mm

Published

on

It was 9:45 a.m. on a Monday. The large order I had placed for an excellent customer was still at the plant. A shipping error had potentially cost me many thousands of dollars. Worse still, I’d have to sheepishly break the news to our customer, whose celebration was that day.

How many of us have been in a situation like this, one where we felt utterly helpless? Facing the customer – and his or her disappointment – may be the worst part.

Thankfully, these situations don’t happen often. But when they do, here are three key steps to take for the best possible outcome:

  • Expect an objection from the customer. The customer trusted you to take care of things and for whatever reason – your fault or not – it didn’t get done. When we get defensive, it actually makes us more rooted in our opinion and less likely to see things from their point of view. In sales, our entire job is about seeing things from the customer’s point of view. So anticipate the blow.
  • Review the customer’s initial problem and situation. I’m not talking about the current problem. Why did the client come to you in the first place? Perhaps it was to get help celebrating an anniversary or saying “I love you forever” to someone special. Remembering this can help you settle the current dilemma a lot quicker.
  • Present a solution – a “way out” that helps solve the initial problem – and shut up. The customer might let you have it. Develop some grit and just take it. Then let the client decide what to do next.

So my customer’s big day had arrived and the product had not. With the help of my team, we found an alternative piece (at a better price) and role-played the conversation.

“I am sorry that the ball has been dropped,” I said to the customer. “We can get it in by tomorrow, or we have a comparable piece here in-store. Tell me what we need to do to make it right.”

Advertisement

Sure, he was upset, but after some back and forth I decided to follow his lead. Later that day, he walked out of the store a happy man. All he wanted was a gorgeous piece to show her how much she meant to him.
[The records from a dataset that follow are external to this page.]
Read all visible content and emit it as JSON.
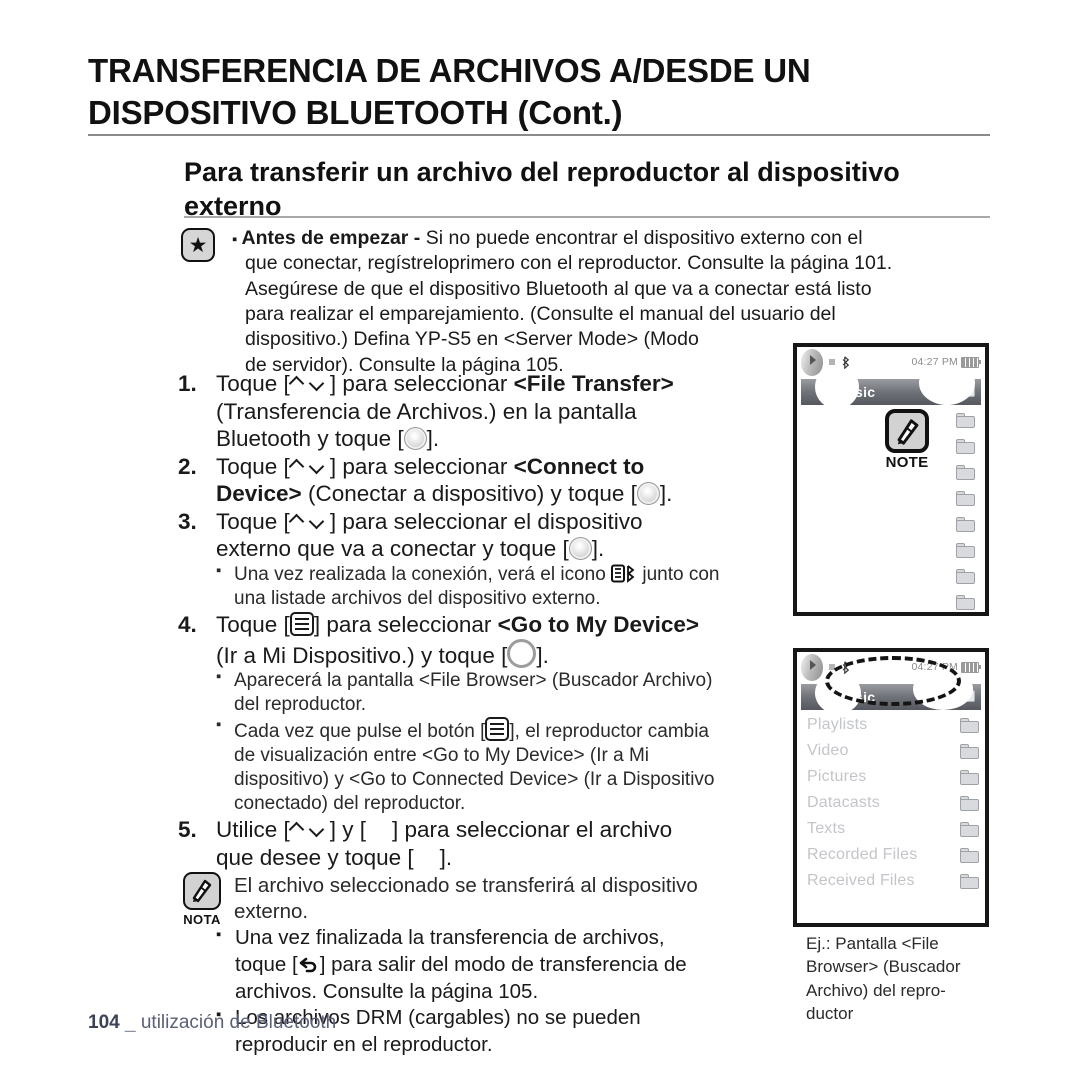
{
  "document": {
    "chapter_title_line1": "TRANSFERENCIA DE ARCHIVOS A/DESDE UN",
    "chapter_title_line2": "DISPOSITIVO BLUETOOTH (Cont.)",
    "section_title_line1": "Para transferir un archivo del reproductor al",
    "section_title_line2": "dispositivo externo"
  },
  "before_note": {
    "icon": "star-icon",
    "label_bold": "Antes de empezar -",
    "lines": [
      "Si no puede encontrar el dispositivo externo con el",
      "que conectar, regístreloprimero con el reproductor. Consulte la página 101.",
      "Asegúrese de que el dispositivo Bluetooth al que va a conectar está listo",
      "para realizar el emparejamiento. (Consulte el manual del usuario del",
      "dispositivo.) Defina YP-S5 en <Server Mode> (Modo",
      "de servidor).  Consulte la página 105."
    ]
  },
  "steps": [
    {
      "number": "1.",
      "lines": [
        {
          "parts": [
            {
              "t": "text",
              "v": "Toque ["
            },
            {
              "t": "icon",
              "v": "updown-chevron-icon"
            },
            {
              "t": "text",
              "v": "] para seleccionar "
            },
            {
              "t": "bold",
              "v": "<File Transfer>"
            }
          ]
        },
        {
          "parts": [
            {
              "t": "text",
              "v": "(Transferencia de Archivos.) en la pantalla"
            }
          ]
        },
        {
          "parts": [
            {
              "t": "text",
              "v": "Bluetooth y toque ["
            },
            {
              "t": "icon",
              "v": "circle-button-icon"
            },
            {
              "t": "text",
              "v": "]."
            }
          ]
        }
      ]
    },
    {
      "number": "2.",
      "lines": [
        {
          "parts": [
            {
              "t": "text",
              "v": "Toque ["
            },
            {
              "t": "icon",
              "v": "updown-chevron-icon"
            },
            {
              "t": "text",
              "v": "] para seleccionar "
            },
            {
              "t": "bold",
              "v": "<Connect to"
            }
          ]
        },
        {
          "parts": [
            {
              "t": "bold",
              "v": "Device>"
            },
            {
              "t": "text",
              "v": " (Conectar a dispositivo) y toque ["
            },
            {
              "t": "icon",
              "v": "circle-button-icon"
            },
            {
              "t": "text",
              "v": "]."
            }
          ]
        }
      ]
    },
    {
      "number": "3.",
      "lines": [
        {
          "parts": [
            {
              "t": "text",
              "v": "Toque ["
            },
            {
              "t": "icon",
              "v": "updown-chevron-icon"
            },
            {
              "t": "text",
              "v": "] para seleccionar el dispositivo"
            }
          ]
        },
        {
          "parts": [
            {
              "t": "text",
              "v": "externo que va a conectar y toque ["
            },
            {
              "t": "icon",
              "v": "circle-button-icon"
            },
            {
              "t": "text",
              "v": "]."
            }
          ]
        }
      ],
      "bullets": [
        {
          "lines": [
            {
              "parts": [
                {
                  "t": "text",
                  "v": "Una vez realizada la conexión, verá el icono "
                },
                {
                  "t": "icon",
                  "v": "bluetooth-connected-icon"
                },
                {
                  "t": "text",
                  "v": " junto con"
                }
              ]
            },
            {
              "parts": [
                {
                  "t": "text",
                  "v": "una listade archivos del dispositivo externo."
                }
              ]
            }
          ]
        }
      ]
    },
    {
      "number": "4.",
      "lines": [
        {
          "parts": [
            {
              "t": "text",
              "v": "Toque ["
            },
            {
              "t": "icon",
              "v": "menu-button-icon"
            },
            {
              "t": "text",
              "v": "] para seleccionar "
            },
            {
              "t": "bold",
              "v": "<Go to My Device>"
            }
          ]
        },
        {
          "parts": [
            {
              "t": "text",
              "v": "(Ir a Mi Dispositivo.) y toque ["
            },
            {
              "t": "icon",
              "v": "circle-outline-icon"
            },
            {
              "t": "text",
              "v": "]."
            }
          ]
        }
      ],
      "bullets": [
        {
          "lines": [
            {
              "parts": [
                {
                  "t": "text",
                  "v": "Aparecerá la pantalla <File Browser> (Buscador Archivo)"
                }
              ]
            },
            {
              "parts": [
                {
                  "t": "text",
                  "v": "del reproductor."
                }
              ]
            }
          ]
        },
        {
          "lines": [
            {
              "parts": [
                {
                  "t": "text",
                  "v": "Cada vez que pulse el botón ["
                },
                {
                  "t": "icon",
                  "v": "menu-button-icon"
                },
                {
                  "t": "text",
                  "v": "], el reproductor cambia"
                }
              ]
            },
            {
              "parts": [
                {
                  "t": "text",
                  "v": "de visualización entre <Go to My Device> (Ir a Mi"
                }
              ]
            },
            {
              "parts": [
                {
                  "t": "text",
                  "v": "dispositivo) y <Go to Connected Device> (Ir a Dispositivo"
                }
              ]
            },
            {
              "parts": [
                {
                  "t": "text",
                  "v": "conectado) del reproductor."
                }
              ]
            }
          ]
        }
      ]
    },
    {
      "number": "5.",
      "lines": [
        {
          "parts": [
            {
              "t": "text",
              "v": "Utilice ["
            },
            {
              "t": "icon",
              "v": "updown-chevron-icon"
            },
            {
              "t": "text",
              "v": "] y ["
            },
            {
              "t": "icon",
              "v": "blank-icon"
            },
            {
              "t": "text",
              "v": "] para seleccionar el archivo"
            }
          ]
        },
        {
          "parts": [
            {
              "t": "text",
              "v": "que desee y toque ["
            },
            {
              "t": "icon",
              "v": "blank-icon"
            },
            {
              "t": "text",
              "v": "]."
            }
          ]
        }
      ]
    }
  ],
  "final_bullets": {
    "plain": [
      {
        "lines": [
          {
            "parts": [
              {
                "t": "text",
                "v": "El archivo seleccionado se transferirá al dispositivo"
              }
            ]
          },
          {
            "parts": [
              {
                "t": "text",
                "v": "externo."
              }
            ]
          }
        ]
      }
    ],
    "note_icon": "note-pen-icon",
    "note_label": "NOTA",
    "noted": [
      {
        "lines": [
          {
            "parts": [
              {
                "t": "text",
                "v": "Una vez finalizada la transferencia de archivos,"
              }
            ]
          },
          {
            "parts": [
              {
                "t": "text",
                "v": "toque ["
              },
              {
                "t": "icon",
                "v": "back-arrow-icon"
              },
              {
                "t": "text",
                "v": "] para salir del modo de transferencia de"
              }
            ]
          },
          {
            "parts": [
              {
                "t": "text",
                "v": "archivos. Consulte la página 105."
              }
            ]
          }
        ]
      },
      {
        "lines": [
          {
            "parts": [
              {
                "t": "text",
                "v": "Los archivos DRM (cargables) no se pueden"
              }
            ]
          },
          {
            "parts": [
              {
                "t": "text",
                "v": "reproducir en el reproductor."
              }
            ]
          }
        ]
      }
    ]
  },
  "device_screen_1": {
    "status_time": "04:27 PM",
    "title_bar_label": "sic",
    "overlay_note_label": "NOTE",
    "folder_row_count": 8
  },
  "device_screen_2": {
    "status_time": "04:27 PM",
    "title_bar_label": "sic",
    "items": [
      {
        "label": "Playlists",
        "icon": "folder-icon"
      },
      {
        "label": "Video",
        "icon": "folder-icon"
      },
      {
        "label": "Pictures",
        "icon": "folder-icon"
      },
      {
        "label": "Datacasts",
        "icon": "folder-icon"
      },
      {
        "label": "Texts",
        "icon": "folder-icon"
      },
      {
        "label": "Recorded Files",
        "icon": "folder-icon"
      },
      {
        "label": "Received Files",
        "icon": "folder-icon"
      }
    ]
  },
  "caption": {
    "lines": [
      "Ej.: Pantalla <File",
      "Browser> (Buscador",
      "Archivo) del repro-",
      "ductor"
    ]
  },
  "footer": {
    "page_number": "104",
    "separator": "_",
    "text": "utilización de Bluetooth"
  },
  "colors": {
    "footer_text": "#5b5f78",
    "device_border": "#161616",
    "title_bar": "#6f7278",
    "list_text": "#c3c5c9"
  }
}
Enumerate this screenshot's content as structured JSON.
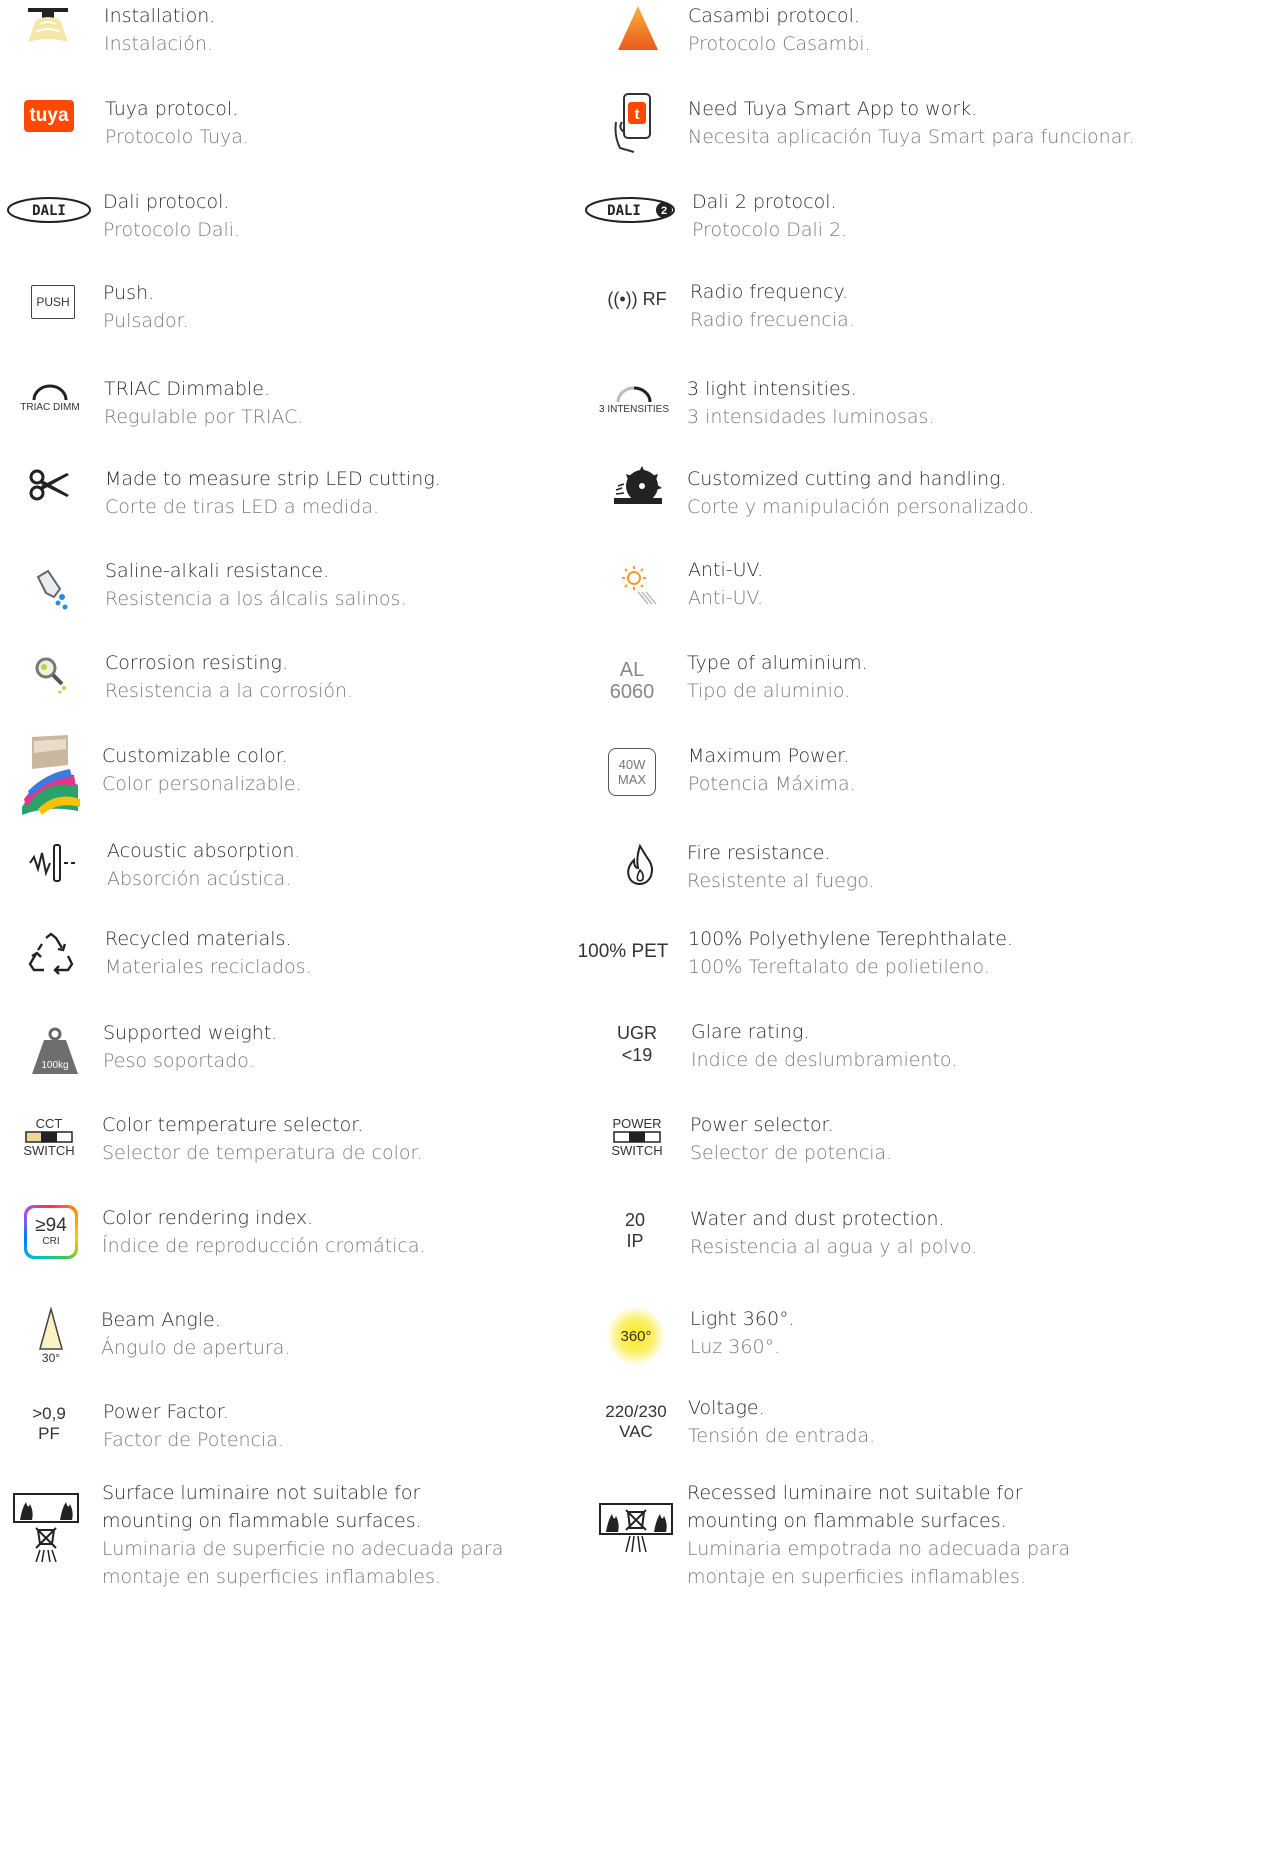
{
  "left": [
    {
      "id": "installation",
      "en": "Installation.",
      "es": "Instalación."
    },
    {
      "id": "tuya",
      "en": "Tuya protocol.",
      "es": "Protocolo Tuya.",
      "icon_text": "tuya"
    },
    {
      "id": "dali",
      "en": "Dali protocol.",
      "es": "Protocolo Dali.",
      "icon_text": "DALI"
    },
    {
      "id": "push",
      "en": "Push.",
      "es": "Pulsador.",
      "icon_text": "PUSH"
    },
    {
      "id": "triac",
      "en": "TRIAC Dimmable.",
      "es": "Regulable por TRIAC.",
      "icon_text": "TRIAC DIMM"
    },
    {
      "id": "strip-cut",
      "en": "Made to measure strip LED cutting.",
      "es": "Corte de tiras LED a medida."
    },
    {
      "id": "saline",
      "en": "Saline-alkali resistance.",
      "es": "Resistencia a los álcalis salinos."
    },
    {
      "id": "corrosion",
      "en": "Corrosion resisting.",
      "es": "Resistencia a la corrosión."
    },
    {
      "id": "color",
      "en": "Customizable color.",
      "es": "Color personalizable."
    },
    {
      "id": "acoustic",
      "en": "Acoustic absorption",
      "en_tail": ".",
      "es": "Absorción acústica."
    },
    {
      "id": "recycled",
      "en": "Recycled materials.",
      "es": "Materiales reciclados."
    },
    {
      "id": "weight",
      "en": "Supported weight.",
      "es": "Peso soportado.",
      "icon_text": "100kg"
    },
    {
      "id": "cct",
      "en": "Color temperature selector.",
      "es": "Selector de temperatura de color.",
      "icon_top": "CCT",
      "icon_bottom": "SWITCH"
    },
    {
      "id": "cri",
      "en": "Color rendering index.",
      "es": "Índice de reproducción cromática.",
      "icon_top": "≥94",
      "icon_bottom": "CRI"
    },
    {
      "id": "beam",
      "en": "Beam Angle.",
      "es": "Ángulo de apertura.",
      "icon_text": "30°"
    },
    {
      "id": "pf",
      "en": "Power Factor.",
      "es": "Factor de Potencia.",
      "icon_top": ">0,9",
      "icon_bottom": "PF"
    },
    {
      "id": "surface",
      "en": "Surface luminaire not suitable for mounting on flammable surfaces.",
      "es": "Luminaria de superficie no adecuada para montaje en superficies inflamables."
    }
  ],
  "right": [
    {
      "id": "casambi",
      "en": "Casambi protocol.",
      "es": "Protocolo Casambi."
    },
    {
      "id": "tuya-app",
      "en": "Need Tuya Smart App to work.",
      "es": "Necesita aplicación Tuya Smart para funcionar."
    },
    {
      "id": "dali2",
      "en": "Dali 2 protocol.",
      "es": "Protocolo Dali 2.",
      "icon_text": "DALI",
      "icon_sup": "2"
    },
    {
      "id": "rf",
      "en": "Radio frequency.",
      "es": "Radio frecuencia.",
      "icon_text": "((•)) RF"
    },
    {
      "id": "intensities",
      "en": "3 light intensities.",
      "es": "3 intensidades luminosas.",
      "icon_text": "3 INTENSITIES"
    },
    {
      "id": "custom-cut",
      "en": "Customized cutting and handling.",
      "es": "Corte y manipulación personalizado."
    },
    {
      "id": "antiuv",
      "en": "Anti-UV.",
      "es": "Anti-UV."
    },
    {
      "id": "aluminium",
      "en": "Type of aluminium.",
      "es": "Tipo de aluminio.",
      "icon_top": "AL",
      "icon_bottom": "6060"
    },
    {
      "id": "maxpower",
      "en": "Maximum Power.",
      "es": "Potencia Máxima.",
      "icon_top": "40W",
      "icon_bottom": "MAX"
    },
    {
      "id": "fire",
      "en": "Fire resistance.",
      "es": "Resistente al fuego."
    },
    {
      "id": "pet",
      "en": "100% Polyethylene Terephthalate.",
      "es": "100% Tereftalato de polietileno.",
      "icon_text": "100% PET"
    },
    {
      "id": "ugr",
      "en": "Glare rating.",
      "es": "Indice de deslumbramiento.",
      "icon_top": "UGR",
      "icon_bottom": "<19"
    },
    {
      "id": "power-switch",
      "en": "Power selector.",
      "es": "Selector de potencia.",
      "icon_top": "POWER",
      "icon_bottom": "SWITCH"
    },
    {
      "id": "ip",
      "en": "Water and dust protection.",
      "es": "Resistencia al agua y al polvo.",
      "icon_top": "20",
      "icon_bottom": "IP"
    },
    {
      "id": "light360",
      "en": "Light 360°.",
      "es": "Luz 360°.",
      "icon_text": "360°"
    },
    {
      "id": "voltage",
      "en": "Voltage.",
      "es": "Tensión de entrada.",
      "icon_top": "220/230",
      "icon_bottom": "VAC"
    },
    {
      "id": "recessed",
      "en": "Recessed luminaire not suitable for mounting on flammable surfaces.",
      "es": "Luminaria empotrada no adecuada para montaje en superficies inflamables."
    }
  ],
  "colors": {
    "text_en": "#2f2f2f",
    "text_es": "#7a7a7a",
    "tuya_orange": "#ff4800",
    "casambi_orange": "#f57c1f",
    "glow_yellow": "#f8e71c"
  }
}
It was our job to help him find the right way to show her.

These situations don’t always end on a happy note, but calmer heads will generally prevail. Expect the objection, review the customer’s initial problem, present a solution. Then follow the client’s lead.

Oh, and above all, be honest and sincere. The most important thing you can sell is your integrity and that, friends, is worth more than any diamond in your store.

Advertisement

SPONSORED VIDEO

Wilkerson Testimonials | Sollberger’s

Going Out of Business Is an Emotional Journey. Wilkerson Is There to Make It Easier.

Jaki Cowan, the owner of Sollberger’s in Ridgeland, MS, decided the time was right to close up shop. The experience, she says, was like going into the great unknown. There were so many questions about the way to handle the store’s going-out-of-business sale. Luckily for Cowan, Wilkerson made the transition easier and managed everything, from marketing to markdowns.

“They think of everything that you don’t have the time to think of,” she says of the Wilkerson team that was assigned to manage the sale. And it was a total success, with financial goals met by Christmas with another sale month left to go.

Wilkerson even had a plan to manage things while Covid-19 restrictions were still in place. This included limiting the number of shoppers, masking and taking temperatures upon entrance. “We did everything we could to make the staff and public feel as safe as possible.”

Does she recommend Wilkerson to other retailers thinking of retiring, liquidating or selling excess merchandise? Absolutely. “If you are considering going out of business, it’s obviously an emotional journey. But truly rest assured that you’re in good hands with Wilkerson.”

Promoted Headlines

Most Popular